- The Washington Times - Friday, March 24, 2023

The dormant but deadly disease has sprung back to life — not COVID-19, but Trump Derangement Syndrome. Although Washington has been Trump-free for 26 months, the thought that he could recapture the White House has reinfected his detractors with a long form of the malady they thought they had shaken. Their syndrome puts the health of the republic at stake.

The targeting of former President Donald Trump by the U.S. political establishment has placed him in the crosshairs of Democratic Manhattan District Attorney Alvin Bragg.
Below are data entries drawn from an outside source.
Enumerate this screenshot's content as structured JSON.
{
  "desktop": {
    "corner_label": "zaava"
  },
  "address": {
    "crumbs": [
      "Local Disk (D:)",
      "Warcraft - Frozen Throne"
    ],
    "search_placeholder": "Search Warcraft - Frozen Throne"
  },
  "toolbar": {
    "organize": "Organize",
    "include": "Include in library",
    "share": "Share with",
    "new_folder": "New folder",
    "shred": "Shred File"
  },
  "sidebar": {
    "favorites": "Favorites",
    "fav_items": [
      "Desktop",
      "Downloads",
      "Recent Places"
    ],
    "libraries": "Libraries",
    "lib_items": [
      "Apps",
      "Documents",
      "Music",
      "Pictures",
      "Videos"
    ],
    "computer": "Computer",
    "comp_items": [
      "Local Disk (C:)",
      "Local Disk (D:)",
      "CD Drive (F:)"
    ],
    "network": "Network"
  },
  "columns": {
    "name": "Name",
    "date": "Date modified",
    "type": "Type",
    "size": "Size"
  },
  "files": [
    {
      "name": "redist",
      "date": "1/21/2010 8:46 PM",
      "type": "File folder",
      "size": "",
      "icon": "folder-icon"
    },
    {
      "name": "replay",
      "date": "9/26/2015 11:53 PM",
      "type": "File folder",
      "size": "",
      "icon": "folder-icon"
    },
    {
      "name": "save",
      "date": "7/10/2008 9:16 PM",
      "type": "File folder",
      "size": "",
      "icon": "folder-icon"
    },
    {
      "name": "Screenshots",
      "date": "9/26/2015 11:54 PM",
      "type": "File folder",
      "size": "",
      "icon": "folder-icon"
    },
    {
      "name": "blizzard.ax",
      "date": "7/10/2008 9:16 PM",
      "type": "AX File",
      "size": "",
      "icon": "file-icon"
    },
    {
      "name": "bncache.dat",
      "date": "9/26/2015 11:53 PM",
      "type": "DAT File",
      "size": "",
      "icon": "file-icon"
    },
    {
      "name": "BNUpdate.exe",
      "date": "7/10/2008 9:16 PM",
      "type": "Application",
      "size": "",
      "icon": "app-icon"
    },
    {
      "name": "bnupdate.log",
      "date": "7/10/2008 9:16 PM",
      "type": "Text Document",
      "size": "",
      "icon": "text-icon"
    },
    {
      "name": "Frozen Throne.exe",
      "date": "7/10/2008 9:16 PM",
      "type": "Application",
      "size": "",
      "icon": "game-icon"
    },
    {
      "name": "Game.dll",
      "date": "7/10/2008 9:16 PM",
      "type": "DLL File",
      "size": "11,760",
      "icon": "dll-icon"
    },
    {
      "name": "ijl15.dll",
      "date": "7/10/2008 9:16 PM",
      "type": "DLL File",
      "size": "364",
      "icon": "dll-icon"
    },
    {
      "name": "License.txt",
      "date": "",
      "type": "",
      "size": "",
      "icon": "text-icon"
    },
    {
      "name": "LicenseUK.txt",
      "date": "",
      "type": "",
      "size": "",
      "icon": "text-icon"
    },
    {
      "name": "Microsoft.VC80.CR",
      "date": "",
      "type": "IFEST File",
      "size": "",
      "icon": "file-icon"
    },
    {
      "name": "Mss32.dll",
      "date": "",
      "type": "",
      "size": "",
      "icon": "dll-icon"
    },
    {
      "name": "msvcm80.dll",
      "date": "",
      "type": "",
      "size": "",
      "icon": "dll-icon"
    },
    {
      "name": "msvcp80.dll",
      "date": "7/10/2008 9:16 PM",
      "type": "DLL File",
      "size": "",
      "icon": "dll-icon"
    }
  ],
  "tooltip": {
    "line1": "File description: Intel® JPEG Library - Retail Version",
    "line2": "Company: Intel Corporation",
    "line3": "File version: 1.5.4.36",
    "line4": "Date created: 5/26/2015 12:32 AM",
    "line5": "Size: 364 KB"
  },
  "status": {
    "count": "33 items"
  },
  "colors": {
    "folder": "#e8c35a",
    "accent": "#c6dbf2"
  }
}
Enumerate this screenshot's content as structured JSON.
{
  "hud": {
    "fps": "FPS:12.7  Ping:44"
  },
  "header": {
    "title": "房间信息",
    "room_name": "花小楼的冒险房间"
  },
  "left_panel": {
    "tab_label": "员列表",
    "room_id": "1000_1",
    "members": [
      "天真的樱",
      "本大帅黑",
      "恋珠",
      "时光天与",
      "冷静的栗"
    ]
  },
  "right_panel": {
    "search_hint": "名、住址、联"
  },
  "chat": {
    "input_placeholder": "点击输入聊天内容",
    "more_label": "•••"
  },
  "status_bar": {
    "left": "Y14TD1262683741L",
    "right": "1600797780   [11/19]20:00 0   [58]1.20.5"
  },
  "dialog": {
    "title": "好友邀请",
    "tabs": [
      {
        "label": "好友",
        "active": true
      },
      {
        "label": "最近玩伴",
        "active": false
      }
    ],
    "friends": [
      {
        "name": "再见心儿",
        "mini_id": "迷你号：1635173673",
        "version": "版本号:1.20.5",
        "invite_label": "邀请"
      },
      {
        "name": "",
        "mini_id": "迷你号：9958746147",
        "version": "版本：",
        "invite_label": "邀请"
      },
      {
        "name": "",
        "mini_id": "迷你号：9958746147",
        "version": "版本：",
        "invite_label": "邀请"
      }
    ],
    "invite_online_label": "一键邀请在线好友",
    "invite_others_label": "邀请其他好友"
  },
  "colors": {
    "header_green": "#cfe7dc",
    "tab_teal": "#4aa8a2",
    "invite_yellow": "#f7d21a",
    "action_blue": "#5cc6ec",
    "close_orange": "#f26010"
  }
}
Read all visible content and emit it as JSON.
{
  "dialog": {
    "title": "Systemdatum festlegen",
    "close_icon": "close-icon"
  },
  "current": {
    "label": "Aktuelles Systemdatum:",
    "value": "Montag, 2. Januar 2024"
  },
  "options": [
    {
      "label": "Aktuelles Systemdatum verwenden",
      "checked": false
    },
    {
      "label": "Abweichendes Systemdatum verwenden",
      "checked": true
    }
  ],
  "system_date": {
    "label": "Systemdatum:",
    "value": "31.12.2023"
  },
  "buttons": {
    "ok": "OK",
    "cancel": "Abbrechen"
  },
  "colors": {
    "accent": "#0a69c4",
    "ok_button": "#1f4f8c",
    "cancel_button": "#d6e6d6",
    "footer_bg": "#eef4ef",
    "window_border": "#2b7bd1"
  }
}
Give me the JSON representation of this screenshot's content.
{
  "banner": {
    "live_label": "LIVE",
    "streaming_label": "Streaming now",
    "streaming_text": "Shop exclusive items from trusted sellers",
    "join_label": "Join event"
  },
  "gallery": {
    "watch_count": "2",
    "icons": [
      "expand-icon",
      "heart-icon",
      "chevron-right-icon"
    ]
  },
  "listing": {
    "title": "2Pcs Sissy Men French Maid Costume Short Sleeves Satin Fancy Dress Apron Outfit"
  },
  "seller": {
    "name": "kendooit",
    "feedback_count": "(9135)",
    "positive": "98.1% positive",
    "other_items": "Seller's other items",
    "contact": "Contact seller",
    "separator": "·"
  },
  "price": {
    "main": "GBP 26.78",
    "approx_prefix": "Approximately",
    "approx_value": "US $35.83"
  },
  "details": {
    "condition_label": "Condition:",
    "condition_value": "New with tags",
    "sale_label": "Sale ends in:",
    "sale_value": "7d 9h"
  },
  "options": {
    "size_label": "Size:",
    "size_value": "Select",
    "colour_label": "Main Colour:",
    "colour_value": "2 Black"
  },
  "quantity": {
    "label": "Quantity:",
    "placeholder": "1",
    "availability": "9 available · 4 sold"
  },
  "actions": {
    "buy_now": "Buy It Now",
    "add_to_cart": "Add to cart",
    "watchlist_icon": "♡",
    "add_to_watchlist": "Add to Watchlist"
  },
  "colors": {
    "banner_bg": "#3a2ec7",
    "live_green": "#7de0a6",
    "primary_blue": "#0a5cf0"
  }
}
If a Bragg-empaneled grand jury returns an indictment this week, it remains to be seen whether the first arrest of a former president in American history would include a New York City perp walk before a spiteful media with Mr. Trump in handcuffs.

The case illustrates — again — just how afflicted the Democrats of officialdom have grown over the challenge posed by a Republican competitor who would “make America great again.”

“They’re all sick and it’s fake news,” Mr. Trump wrote on his Truth Social media site.

The travesty is intensified by the flimsy case Mr. Bragg has against the former president. Cast in media-speak, it is described as a payment of $130,000 in “hush money” to Stormy Daniels before the 2016 presidential election. The purported charges include falsification of business records, a New York misdemeanor, triggering a violation of campaign finance laws, a federal felony. Drained of innuendo, the payment simply constituted fulfillment of a nondisclosure agreement.

The New York district attorney appears to be fishing in the wrong pond. “This is an effort by a state official to effectively prosecute a federal crime, a crime that the Department of Justice decided not to prosecute,” constitutional expert and George Washington University Law School professor Jonathan Turley told Fox News.

Prosecutors would need to prove the money was paid solely to influence the election, he said, adding that barring legalistic gymnastics, the statute of limitations has expired.

Moreover, if Mr. Bragg is aware that campaign finance violations are as prevalent in politics as the common cold in spring, he doesn’t let on. Then-candidate Barack Obama’s 2008 campaign, for example, paid $375,000 for its violations — one of the largest fines ever against a presidential campaign — but no officers of the law dared to darken his door.

Only the fairness-free cannot see the charges as Democrats’ most preposterous attack yet on a former fellow party member who abandoned their ranks when he concluded that he loves America and they do not. Earlier injustices include a Russia collusion investigation, dual impeachments, congressional committee insinuations of a Jan. 6 “insurrection,” an FBI raid on the Trump Mar-a-Lago estate, and a public release of Mr. Trump’s tax returns.

An Atlanta-area grand jury reportedly has recently leaked possible racketeering and conspiracy charges against the former president, supposedly occurring during the 2020 presidential campaign. A coincidence? President Franklin Roosevelt once said: “In politics, nothing happens by accident. If it happens, you can bet it was planned that way.”

Regardless of whether Mr. Trump could actually win another presidential term, a successful Democrat-led plot to take out a Republican opponent would mean fair elections in America are hereafter forfeit.

Copyright © 2023 The Washington Times, LLC. Click here for reprint permission.

Please read our comment policy before commenting.

Click to Read More and View Comments

Click to Hide